Results demonstrate voluntary decrease in back pain medication use
The protocol permitted patients to adjust their back pain medication usage after the 120-day assessment point. At one year, 44% of the 50 patients who were on opioids at baseline had voluntarily eliminated (28%) or significantly reduced (16%) their use of opioids. These results are subject to change as the remaining patients reach the one-year assessment.
For secondary endpoints, such as disability measured by the ODI and quality of life measured by the EQ-5D quality of life instrument, numerical improvements in the treatment group as compared to the control group were observed at 120 days. The Company is evaluating the clinical significance of those findings. The Company continues to analyse the efficacy data for the purpose of better understanding the performance of the device.
Device-related adverse events in line with other studies
ReActiv8 is implanted in a minimally invasive procedure utilising techniques commonly used by our physician customer base in other procedures. The incidence and type of adverse events (AEs), including serious AEs, were comparable to AEs in clinical trials reported for other neurostimulation devices, with no unanticipated AEs related to the device, procedure or stimulation.
“The study showed a comparable safety profile to other implantable neurostimulation devices, including no migration of leads,” said Richard Rauck, president and founder, Carolinas Pain Institute, Medical Director for The Center for Clinical Research, Pain Fellowship Director at Wake Forest University School of Medicine and chairman of the DMC. “This safety profile, combined with the efficacy data from this study and the lack of available alternatives for this patient population, suggest that ReActiv8 can be a promising therapy for patients with chronic low back pain.”
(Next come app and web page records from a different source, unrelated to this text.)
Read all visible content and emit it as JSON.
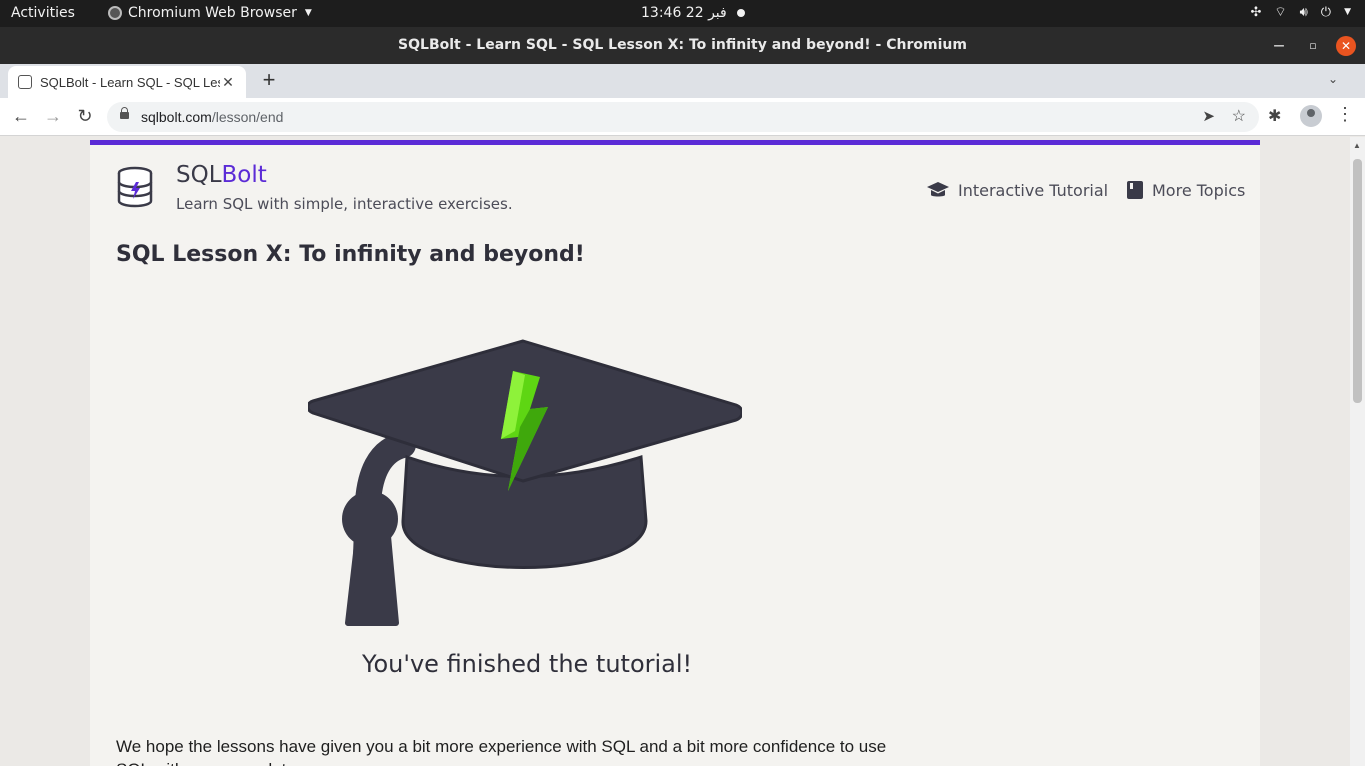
{
  "system_bar": {
    "activities": "Activities",
    "app_name": "Chromium Web Browser",
    "clock": "13:46  22 فبر"
  },
  "window": {
    "title": "SQLBolt - Learn SQL - SQL Lesson X: To infinity and beyond! - Chromium"
  },
  "tabs": [
    {
      "label": "SQLBolt - Learn SQL - SQL Lesson X: To infinity and beyond!"
    }
  ],
  "address_bar": {
    "domain": "sqlbolt.com",
    "path": "/lesson/end"
  },
  "site": {
    "brand_prefix": "SQL",
    "brand_suffix": "Bolt",
    "tagline": "Learn SQL with simple, interactive exercises.",
    "nav": {
      "tutorial": "Interactive Tutorial",
      "topics": "More Topics"
    },
    "accent_color": "#5b2bd6"
  },
  "main": {
    "lesson_title": "SQL Lesson X: To infinity and beyond!",
    "finished_caption": "You've finished the tutorial!",
    "paragraph": "We hope the lessons have given you a bit more experience with SQL and a bit more confidence to use SQL with your own data."
  }
}
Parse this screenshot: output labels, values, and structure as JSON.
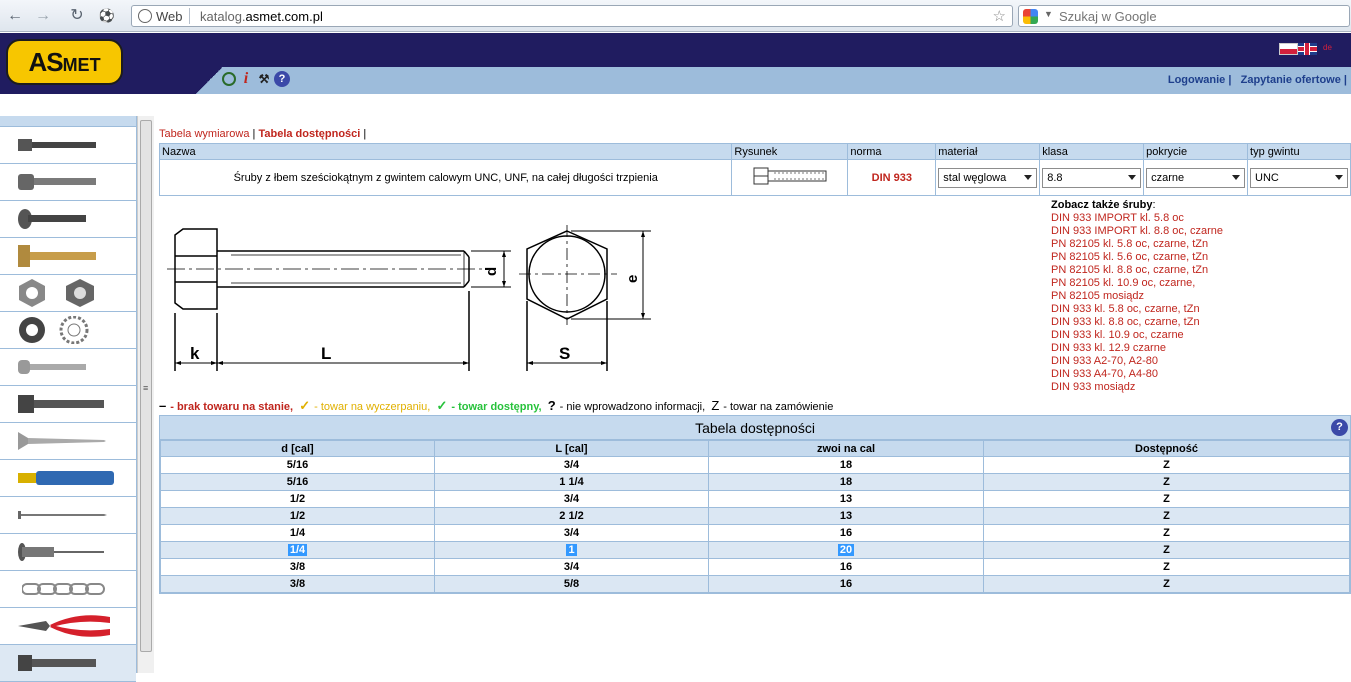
{
  "browser": {
    "web_label": "Web",
    "url_host": "katalog.",
    "url_domain": "asmet.com.pl",
    "search_placeholder": "Szukaj w Google"
  },
  "header": {
    "logo_text": "AS",
    "logo_text_small": "MET",
    "links": [
      "Logowanie",
      "Zapytanie ofertowe"
    ]
  },
  "tabs": {
    "dimensions": "Tabela wymiarowa",
    "availability": "Tabela dostępności"
  },
  "product_table": {
    "headers": [
      "Nazwa",
      "Rysunek",
      "norma",
      "materiał",
      "klasa",
      "pokrycie",
      "typ gwintu"
    ],
    "name": "Śruby z łbem sześciokątnym z gwintem calowym UNC, UNF, na całej długości trzpienia",
    "norm": "DIN 933",
    "material": "stal węglowa",
    "class": "8.8",
    "coating": "czarne",
    "thread": "UNC"
  },
  "drawing_labels": {
    "k": "k",
    "L": "L",
    "d": "d",
    "S": "S",
    "e": "e"
  },
  "see_also": {
    "title": "Zobacz także śruby",
    "colon": ":",
    "links": [
      "DIN 933 IMPORT kl. 5.8 oc",
      "DIN 933 IMPORT kl. 8.8 oc, czarne",
      "PN 82105 kl. 5.8 oc, czarne, tZn",
      "PN 82105 kl. 5.6 oc, czarne, tZn",
      "PN 82105 kl. 8.8 oc, czarne, tZn",
      "PN 82105 kl. 10.9 oc, czarne,",
      "PN 82105 mosiądz",
      "DIN 933 kl. 5.8 oc, czarne, tZn",
      "DIN 933 kl. 8.8 oc, czarne, tZn",
      "DIN 933 kl. 10.9 oc, czarne",
      "DIN 933 kl. 12.9 czarne",
      "DIN 933 A2-70, A2-80",
      "DIN 933 A4-70, A4-80",
      "DIN 933 mosiądz"
    ]
  },
  "legend": {
    "no_stock_mark": "–",
    "no_stock": "- brak towaru na stanie,",
    "low_stock_mark": "✓",
    "low_stock": "- towar na wyczerpaniu,",
    "available_mark": "✓",
    "available": "- towar dostępny,",
    "no_info_mark": "?",
    "no_info": "- nie wprowadzono informacji,",
    "on_order_mark": "Z",
    "on_order": "- towar na zamówienie"
  },
  "availability": {
    "title": "Tabela dostępności",
    "help": "?",
    "columns": [
      "d [cal]",
      "L [cal]",
      "zwoi na cal",
      "Dostępność"
    ],
    "rows": [
      [
        "5/16",
        "3/4",
        "18",
        "Z"
      ],
      [
        "5/16",
        "1 1/4",
        "18",
        "Z"
      ],
      [
        "1/2",
        "3/4",
        "13",
        "Z"
      ],
      [
        "1/2",
        "2 1/2",
        "13",
        "Z"
      ],
      [
        "1/4",
        "3/4",
        "16",
        "Z"
      ],
      [
        "1/4",
        "1",
        "20",
        "Z"
      ],
      [
        "3/8",
        "3/4",
        "16",
        "Z"
      ],
      [
        "3/8",
        "5/8",
        "16",
        "Z"
      ]
    ]
  },
  "sidebar": {
    "items": [
      "hex-bolt",
      "socket-bolt",
      "carriage-bolt",
      "t-bolt",
      "nuts",
      "washers",
      "pan-screw",
      "hex-screw",
      "wood-screw",
      "wall-plug",
      "nail",
      "rivet",
      "chain",
      "pliers",
      "bolt"
    ]
  }
}
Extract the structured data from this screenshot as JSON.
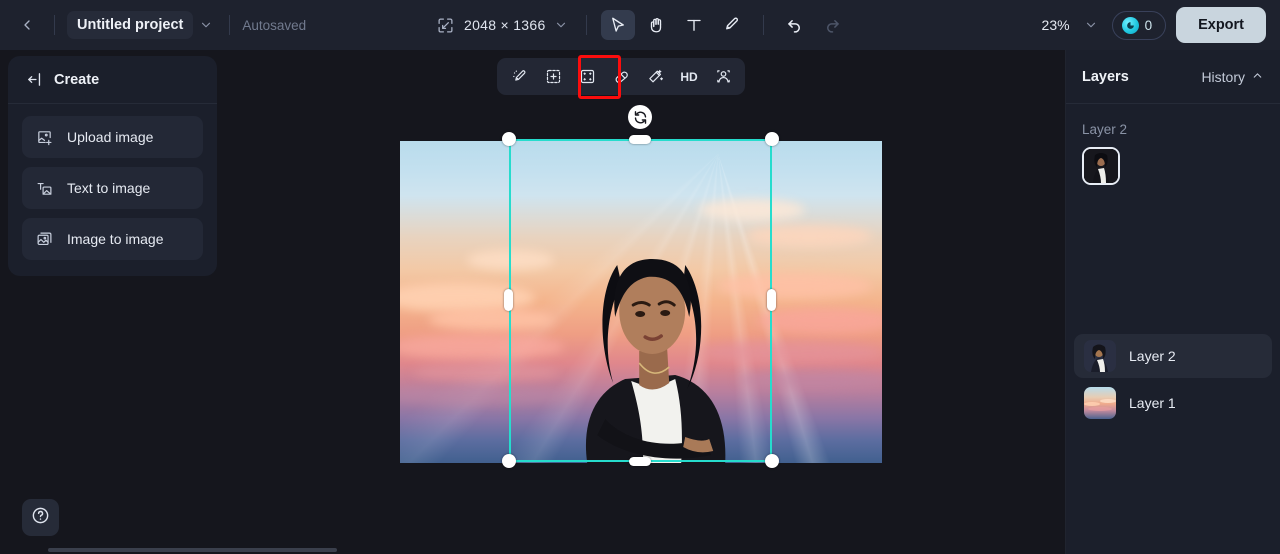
{
  "app": {
    "title": "AI Image Editor",
    "bg_color": "#15161d",
    "accent_color": "#26dccd",
    "topbar_color": "#1e222e",
    "panel_color": "#1b1f2b",
    "highlight_color": "#fb0d0d"
  },
  "topbar": {
    "back_icon": "chevron-left-icon",
    "project_name": "Untitled project",
    "project_dropdown_icon": "chevron-down-icon",
    "autosave_status": "Autosaved",
    "resize_icon": "resize-canvas-icon",
    "dimensions": "2048 × 1366",
    "dimensions_dropdown_icon": "chevron-down-icon",
    "tools": [
      {
        "name": "select-tool",
        "icon": "cursor-arrow-icon",
        "active": true
      },
      {
        "name": "hand-tool",
        "icon": "hand-icon",
        "active": false
      },
      {
        "name": "text-tool",
        "icon": "text-t-icon",
        "active": false
      },
      {
        "name": "brush-tool",
        "icon": "brush-icon",
        "active": false
      }
    ],
    "undo_icon": "undo-arrow-icon",
    "redo_icon": "redo-arrow-icon",
    "redo_disabled": true,
    "zoom_level": "23%",
    "zoom_dropdown_icon": "chevron-down-icon",
    "credits_icon": "credit-coin-icon",
    "credits_count": "0",
    "export_label": "Export"
  },
  "left_panel": {
    "collapse_icon": "collapse-panel-icon",
    "title": "Create",
    "items": [
      {
        "label": "Upload image",
        "icon": "upload-image-icon"
      },
      {
        "label": "Text to image",
        "icon": "text-to-image-icon"
      },
      {
        "label": "Image to image",
        "icon": "image-to-image-icon"
      }
    ]
  },
  "canvas_toolbar": {
    "highlighted_index": 2,
    "buttons": [
      {
        "label": "",
        "icon": "magic-retouch-icon",
        "name": "retouch-tool"
      },
      {
        "label": "",
        "icon": "generative-fill-icon",
        "name": "generative-fill-tool"
      },
      {
        "label": "",
        "icon": "crop-expand-icon",
        "name": "crop-expand-tool"
      },
      {
        "label": "",
        "icon": "eraser-icon",
        "name": "eraser-tool"
      },
      {
        "label": "",
        "icon": "magic-wand-icon",
        "name": "magic-wand-tool"
      },
      {
        "label": "HD",
        "icon": "hd-upscale-icon",
        "name": "hd-upscale-tool"
      },
      {
        "label": "",
        "icon": "portrait-enhance-icon",
        "name": "portrait-enhance-tool"
      }
    ]
  },
  "canvas": {
    "artboard_name": "artboard",
    "image_description": "Portrait of a woman in a white top and black jacket against a sunset sky with clouds and sun rays",
    "selection": {
      "active": true,
      "rotate_icon": "rotate-handle-icon",
      "handles": [
        "top-left",
        "top-center",
        "top-right",
        "middle-left",
        "middle-right",
        "bottom-left",
        "bottom-center",
        "bottom-right"
      ]
    }
  },
  "right_panel": {
    "title": "Layers",
    "history_label": "History",
    "history_icon": "chevron-up-icon",
    "active_layer_name": "Layer 2",
    "active_thumbnail": "layer-2-thumbnail",
    "layers": [
      {
        "label": "Layer 2",
        "selected": true,
        "thumbnail": "portrait-thumbnail"
      },
      {
        "label": "Layer 1",
        "selected": false,
        "thumbnail": "sky-thumbnail"
      }
    ]
  },
  "footer": {
    "help_icon": "help-question-icon",
    "scrollbar": "horizontal-scrollbar"
  }
}
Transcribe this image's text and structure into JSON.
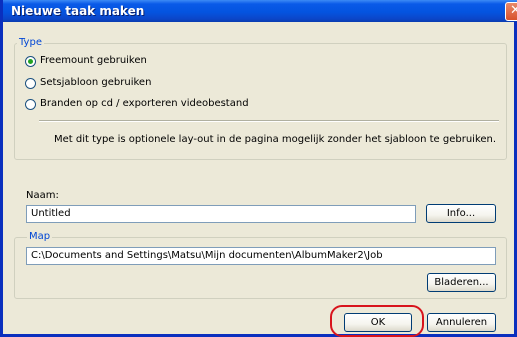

Pre-market approval plan
“In summary, we believe the evidence of effectiveness and the favourable safety profile of ReActiv8 show considerable promise, particularly when compared to the response rates and safety profiles of alternative treatments,” continued Hannon. “We believe that the totality of the data will support the submission of a PMA application for ReActiv8 to the FDA. We plan to seek a pre-PMA meeting with the FDA in the coming months to obtain guidance on our filing content and strategy.”